▶ _Required action_
Sift the listing for lines that hold the string "code" and pull them out.
..............................
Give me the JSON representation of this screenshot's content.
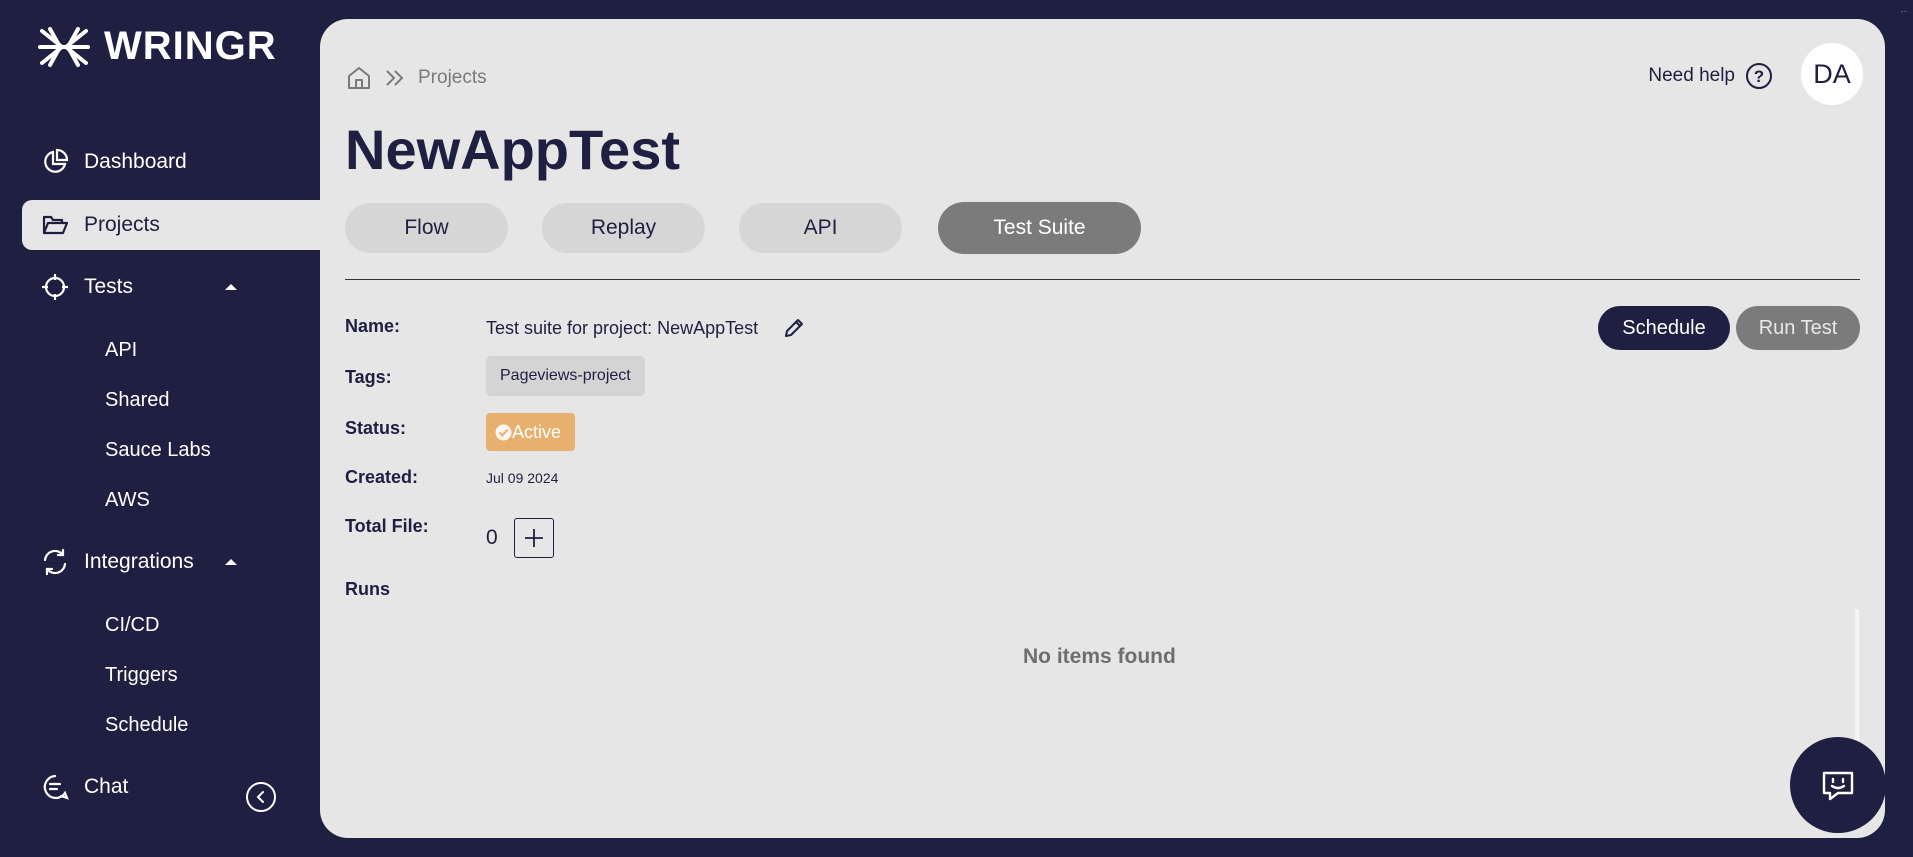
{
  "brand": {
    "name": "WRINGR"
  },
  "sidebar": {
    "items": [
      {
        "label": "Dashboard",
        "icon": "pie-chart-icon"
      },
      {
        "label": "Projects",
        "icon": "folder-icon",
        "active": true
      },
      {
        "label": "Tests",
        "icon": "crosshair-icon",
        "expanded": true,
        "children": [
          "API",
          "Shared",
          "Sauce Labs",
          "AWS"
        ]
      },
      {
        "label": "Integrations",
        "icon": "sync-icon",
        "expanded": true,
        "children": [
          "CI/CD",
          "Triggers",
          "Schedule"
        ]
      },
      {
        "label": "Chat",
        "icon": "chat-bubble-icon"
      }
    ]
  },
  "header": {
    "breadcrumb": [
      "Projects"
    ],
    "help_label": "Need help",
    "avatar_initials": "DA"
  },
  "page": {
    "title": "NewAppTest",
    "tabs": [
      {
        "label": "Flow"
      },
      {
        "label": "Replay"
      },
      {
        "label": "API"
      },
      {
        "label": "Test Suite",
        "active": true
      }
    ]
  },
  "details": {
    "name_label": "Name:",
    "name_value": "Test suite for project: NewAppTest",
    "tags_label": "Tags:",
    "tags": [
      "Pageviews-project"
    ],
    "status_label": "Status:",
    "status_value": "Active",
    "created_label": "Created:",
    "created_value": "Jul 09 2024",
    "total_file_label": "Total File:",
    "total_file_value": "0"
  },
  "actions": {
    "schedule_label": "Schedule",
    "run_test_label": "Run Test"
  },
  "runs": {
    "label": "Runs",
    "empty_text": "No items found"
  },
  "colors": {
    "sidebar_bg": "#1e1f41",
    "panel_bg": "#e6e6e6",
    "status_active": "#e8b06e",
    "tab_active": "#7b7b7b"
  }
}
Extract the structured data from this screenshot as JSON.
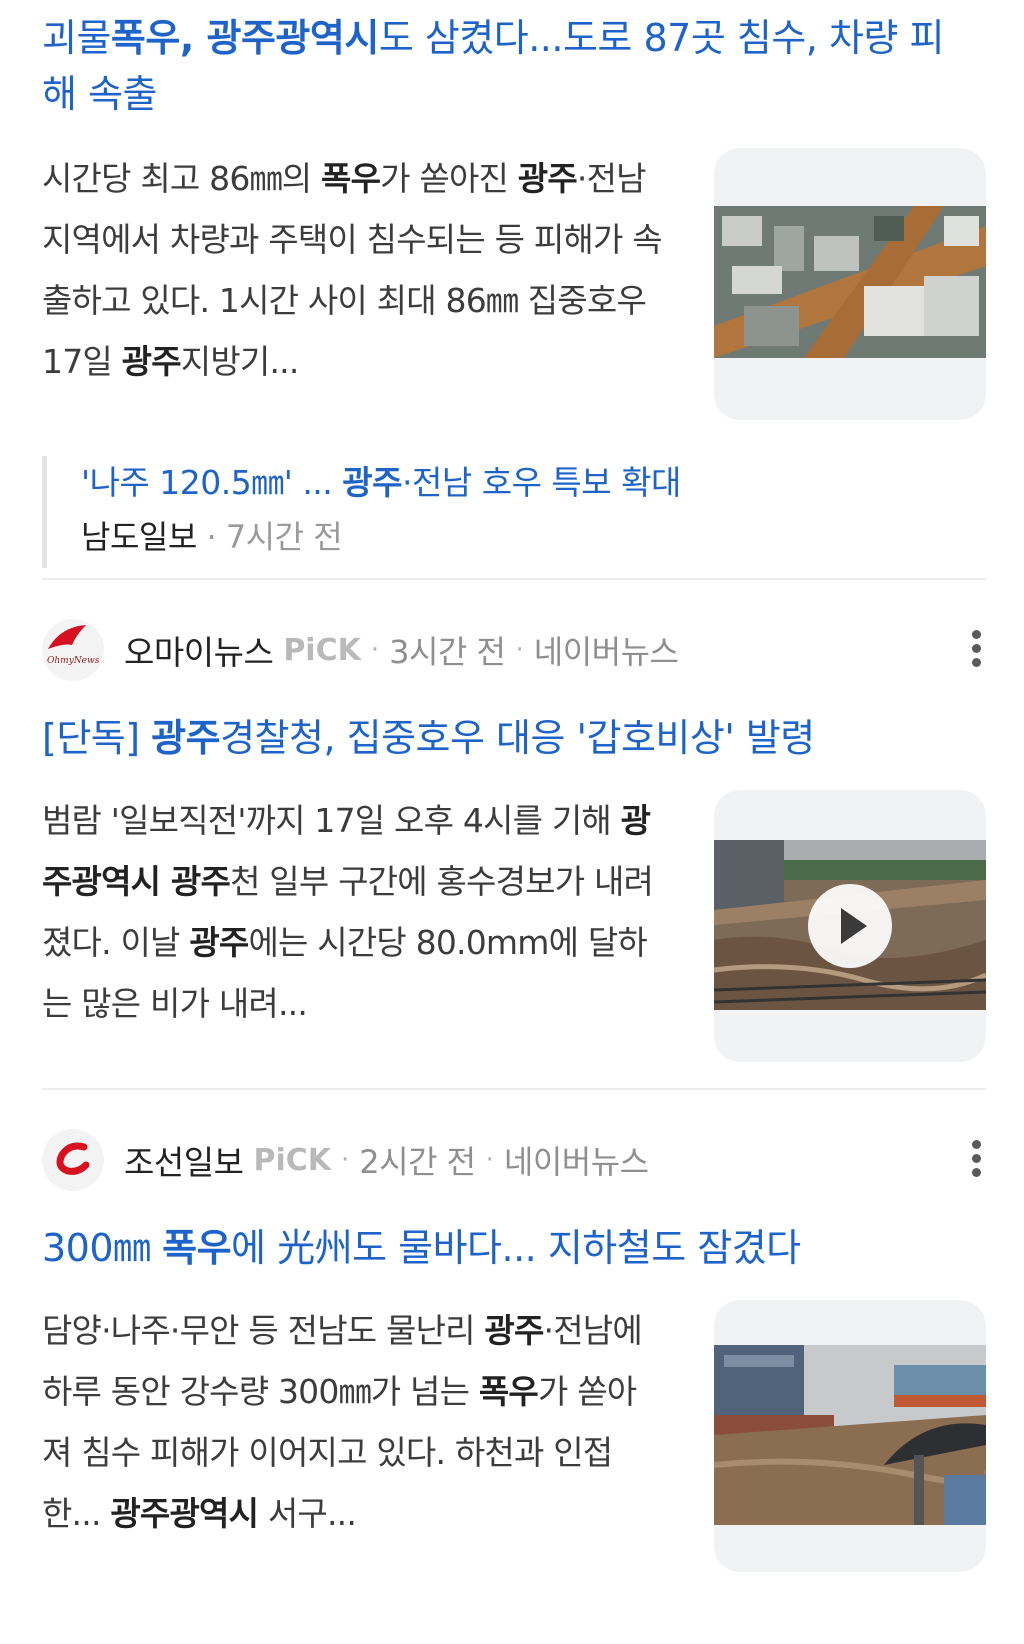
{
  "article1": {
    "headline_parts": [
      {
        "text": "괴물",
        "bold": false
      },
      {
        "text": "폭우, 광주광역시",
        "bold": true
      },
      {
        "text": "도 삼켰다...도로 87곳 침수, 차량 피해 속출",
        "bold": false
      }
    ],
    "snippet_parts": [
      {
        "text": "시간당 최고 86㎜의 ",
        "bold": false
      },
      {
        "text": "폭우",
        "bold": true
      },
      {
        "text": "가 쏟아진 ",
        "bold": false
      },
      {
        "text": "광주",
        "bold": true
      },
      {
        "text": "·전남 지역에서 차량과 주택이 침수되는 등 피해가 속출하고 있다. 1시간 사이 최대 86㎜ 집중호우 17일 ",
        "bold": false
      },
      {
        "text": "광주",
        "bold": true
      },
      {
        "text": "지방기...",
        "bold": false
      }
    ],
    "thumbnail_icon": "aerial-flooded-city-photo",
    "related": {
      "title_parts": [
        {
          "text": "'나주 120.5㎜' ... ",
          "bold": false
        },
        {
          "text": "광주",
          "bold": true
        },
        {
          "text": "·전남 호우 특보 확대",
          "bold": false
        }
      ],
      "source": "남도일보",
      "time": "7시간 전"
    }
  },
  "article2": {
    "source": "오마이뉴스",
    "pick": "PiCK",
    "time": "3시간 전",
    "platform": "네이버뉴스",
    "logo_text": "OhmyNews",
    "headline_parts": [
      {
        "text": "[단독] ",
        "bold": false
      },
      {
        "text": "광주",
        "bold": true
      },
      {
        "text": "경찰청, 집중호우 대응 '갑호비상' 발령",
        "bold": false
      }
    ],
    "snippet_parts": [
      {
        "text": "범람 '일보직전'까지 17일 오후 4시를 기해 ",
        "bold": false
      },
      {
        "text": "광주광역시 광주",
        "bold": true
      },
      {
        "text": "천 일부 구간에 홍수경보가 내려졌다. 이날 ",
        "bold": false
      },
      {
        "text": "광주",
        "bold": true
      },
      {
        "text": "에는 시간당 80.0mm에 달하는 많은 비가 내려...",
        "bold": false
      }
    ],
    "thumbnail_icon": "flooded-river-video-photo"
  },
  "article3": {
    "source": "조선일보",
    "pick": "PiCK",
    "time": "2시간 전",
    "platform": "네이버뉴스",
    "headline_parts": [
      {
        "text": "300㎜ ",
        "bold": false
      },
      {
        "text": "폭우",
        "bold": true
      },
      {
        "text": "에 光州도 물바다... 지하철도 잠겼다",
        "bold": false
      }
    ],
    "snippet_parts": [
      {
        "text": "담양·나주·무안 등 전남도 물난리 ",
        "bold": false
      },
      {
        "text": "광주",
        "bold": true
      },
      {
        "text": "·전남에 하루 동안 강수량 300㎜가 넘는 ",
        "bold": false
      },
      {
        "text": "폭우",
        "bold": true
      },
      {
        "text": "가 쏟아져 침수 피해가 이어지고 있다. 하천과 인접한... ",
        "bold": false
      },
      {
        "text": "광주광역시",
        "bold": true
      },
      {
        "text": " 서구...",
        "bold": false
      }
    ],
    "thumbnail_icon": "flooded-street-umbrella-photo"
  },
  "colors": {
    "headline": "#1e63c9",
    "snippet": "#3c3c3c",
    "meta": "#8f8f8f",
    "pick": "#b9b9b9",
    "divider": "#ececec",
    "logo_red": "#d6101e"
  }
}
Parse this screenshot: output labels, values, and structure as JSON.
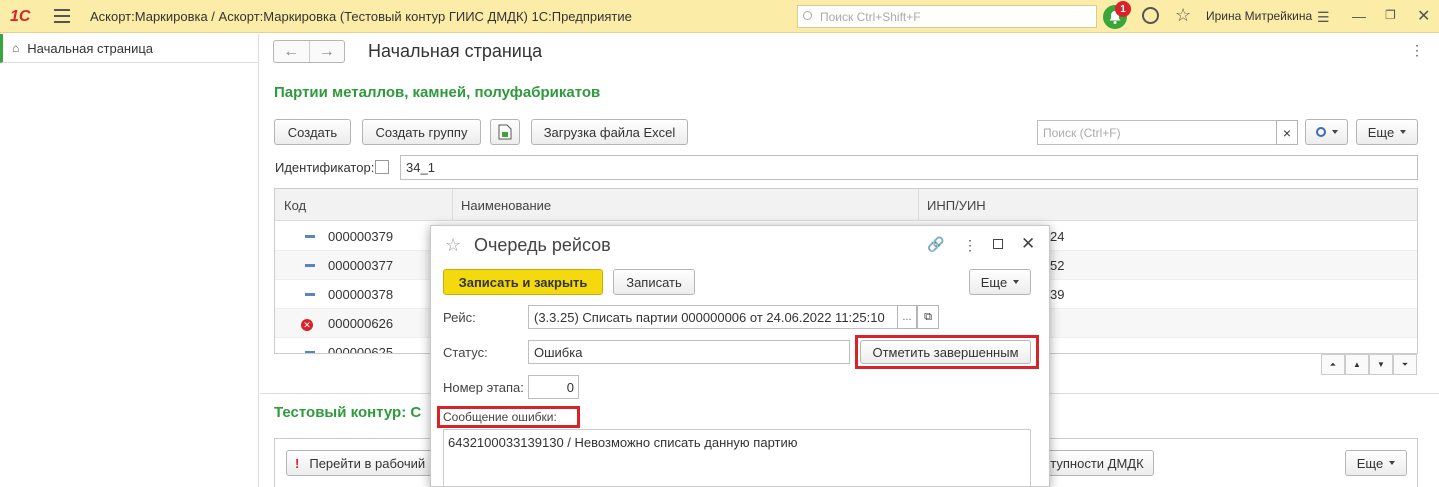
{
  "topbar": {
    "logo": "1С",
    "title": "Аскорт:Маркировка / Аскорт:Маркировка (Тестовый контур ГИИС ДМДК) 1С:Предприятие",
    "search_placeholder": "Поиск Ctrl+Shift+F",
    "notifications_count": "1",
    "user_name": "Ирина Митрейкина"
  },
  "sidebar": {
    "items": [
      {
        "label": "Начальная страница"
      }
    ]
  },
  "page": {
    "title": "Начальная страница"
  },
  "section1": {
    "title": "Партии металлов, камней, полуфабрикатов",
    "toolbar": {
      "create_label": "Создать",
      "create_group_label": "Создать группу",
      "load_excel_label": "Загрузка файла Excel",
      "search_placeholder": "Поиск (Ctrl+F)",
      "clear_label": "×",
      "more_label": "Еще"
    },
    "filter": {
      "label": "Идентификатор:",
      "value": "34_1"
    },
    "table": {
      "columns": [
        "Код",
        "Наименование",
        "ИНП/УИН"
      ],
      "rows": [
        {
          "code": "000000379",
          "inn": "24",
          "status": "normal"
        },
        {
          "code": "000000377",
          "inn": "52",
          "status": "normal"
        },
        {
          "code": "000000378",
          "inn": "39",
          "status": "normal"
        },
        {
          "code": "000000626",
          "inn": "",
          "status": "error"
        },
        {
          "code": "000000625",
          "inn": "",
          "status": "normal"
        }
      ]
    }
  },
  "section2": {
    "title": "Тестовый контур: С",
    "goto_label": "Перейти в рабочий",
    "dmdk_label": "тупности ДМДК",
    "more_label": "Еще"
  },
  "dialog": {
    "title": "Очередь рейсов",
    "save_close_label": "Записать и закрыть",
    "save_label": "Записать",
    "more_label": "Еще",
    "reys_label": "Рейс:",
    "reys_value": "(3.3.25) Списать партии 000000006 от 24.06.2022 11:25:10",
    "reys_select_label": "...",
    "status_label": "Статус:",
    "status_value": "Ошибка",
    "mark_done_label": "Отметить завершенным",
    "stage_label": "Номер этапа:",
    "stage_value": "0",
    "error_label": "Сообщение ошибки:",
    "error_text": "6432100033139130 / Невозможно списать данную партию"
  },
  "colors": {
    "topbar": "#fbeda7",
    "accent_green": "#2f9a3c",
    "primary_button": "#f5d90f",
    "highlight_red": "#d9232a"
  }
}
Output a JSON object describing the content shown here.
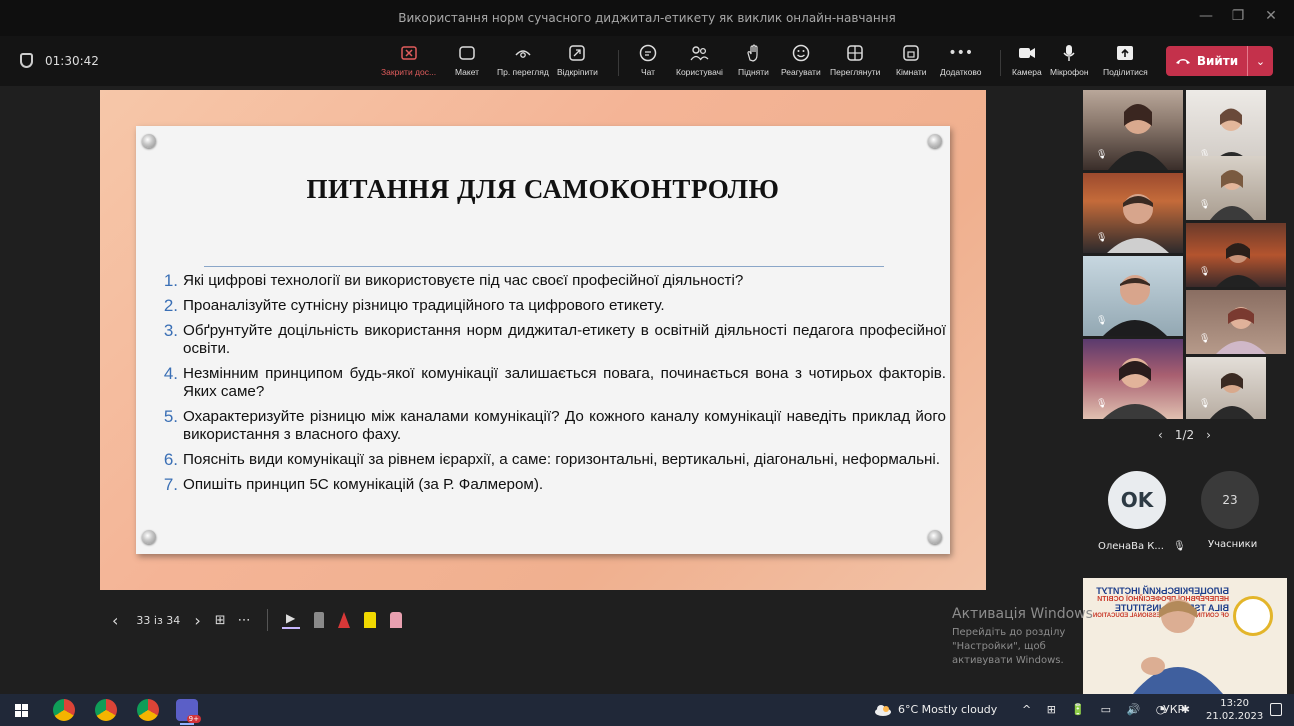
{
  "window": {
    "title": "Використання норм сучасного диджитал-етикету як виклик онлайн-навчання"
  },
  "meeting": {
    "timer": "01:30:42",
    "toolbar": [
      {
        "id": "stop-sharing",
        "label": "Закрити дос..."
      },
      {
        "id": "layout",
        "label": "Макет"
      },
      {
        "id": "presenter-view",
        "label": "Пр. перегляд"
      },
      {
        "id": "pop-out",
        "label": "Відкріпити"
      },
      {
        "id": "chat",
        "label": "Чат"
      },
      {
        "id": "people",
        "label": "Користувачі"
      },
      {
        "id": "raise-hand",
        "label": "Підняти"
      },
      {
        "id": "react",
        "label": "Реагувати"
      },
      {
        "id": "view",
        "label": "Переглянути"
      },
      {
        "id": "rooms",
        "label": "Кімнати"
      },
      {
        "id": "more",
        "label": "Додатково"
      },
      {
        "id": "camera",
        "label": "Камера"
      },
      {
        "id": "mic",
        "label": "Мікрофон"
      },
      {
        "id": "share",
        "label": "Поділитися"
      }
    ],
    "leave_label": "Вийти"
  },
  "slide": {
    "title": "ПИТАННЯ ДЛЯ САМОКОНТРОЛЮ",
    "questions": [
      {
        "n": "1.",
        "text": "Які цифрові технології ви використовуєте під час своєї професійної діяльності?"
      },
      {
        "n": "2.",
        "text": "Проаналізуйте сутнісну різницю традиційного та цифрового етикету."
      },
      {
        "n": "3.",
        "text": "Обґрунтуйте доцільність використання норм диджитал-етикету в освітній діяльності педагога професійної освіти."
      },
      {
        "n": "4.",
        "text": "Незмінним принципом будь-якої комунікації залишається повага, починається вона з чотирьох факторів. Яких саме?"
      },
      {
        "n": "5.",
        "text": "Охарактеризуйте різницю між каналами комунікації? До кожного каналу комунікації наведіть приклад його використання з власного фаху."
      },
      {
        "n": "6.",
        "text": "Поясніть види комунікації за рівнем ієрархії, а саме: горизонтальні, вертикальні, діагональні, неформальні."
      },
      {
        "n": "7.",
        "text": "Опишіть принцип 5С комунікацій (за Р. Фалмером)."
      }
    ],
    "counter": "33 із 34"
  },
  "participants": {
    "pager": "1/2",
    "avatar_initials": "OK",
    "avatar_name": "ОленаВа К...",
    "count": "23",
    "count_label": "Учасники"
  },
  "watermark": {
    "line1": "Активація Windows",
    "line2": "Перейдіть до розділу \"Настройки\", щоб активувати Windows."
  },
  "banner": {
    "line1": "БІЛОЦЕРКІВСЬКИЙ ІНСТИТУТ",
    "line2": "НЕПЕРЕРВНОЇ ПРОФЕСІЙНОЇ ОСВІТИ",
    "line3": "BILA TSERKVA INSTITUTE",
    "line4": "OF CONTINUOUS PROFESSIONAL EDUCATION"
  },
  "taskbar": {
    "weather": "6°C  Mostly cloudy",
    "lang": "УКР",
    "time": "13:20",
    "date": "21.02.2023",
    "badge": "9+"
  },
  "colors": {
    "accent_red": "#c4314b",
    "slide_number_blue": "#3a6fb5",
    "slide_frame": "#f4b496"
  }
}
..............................
▶ _Response to the task_
          "code": "000000379",
          "code": "000000377",
          "code": "000000378",
          "code": "000000626",
          "code": "000000625",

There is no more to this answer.